┌─ DATA FOR ANALYSIS

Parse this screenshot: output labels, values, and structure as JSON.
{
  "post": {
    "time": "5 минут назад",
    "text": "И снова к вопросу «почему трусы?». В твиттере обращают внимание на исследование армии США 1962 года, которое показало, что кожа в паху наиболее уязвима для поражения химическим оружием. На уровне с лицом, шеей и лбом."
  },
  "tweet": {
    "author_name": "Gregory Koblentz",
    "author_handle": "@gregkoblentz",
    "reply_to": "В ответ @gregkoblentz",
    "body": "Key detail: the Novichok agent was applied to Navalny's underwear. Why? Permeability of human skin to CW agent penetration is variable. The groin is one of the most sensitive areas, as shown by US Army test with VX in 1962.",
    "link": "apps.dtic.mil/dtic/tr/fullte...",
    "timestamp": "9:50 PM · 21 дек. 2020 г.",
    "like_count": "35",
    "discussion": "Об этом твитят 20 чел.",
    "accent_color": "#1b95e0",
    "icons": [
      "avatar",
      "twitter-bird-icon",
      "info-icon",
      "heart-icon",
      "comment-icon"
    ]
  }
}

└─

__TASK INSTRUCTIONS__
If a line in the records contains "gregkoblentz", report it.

__ANSWER TO THE PROBLEM__
    "author_handle": "@gregkoblentz",
    "reply_to": "В ответ @gregkoblentz",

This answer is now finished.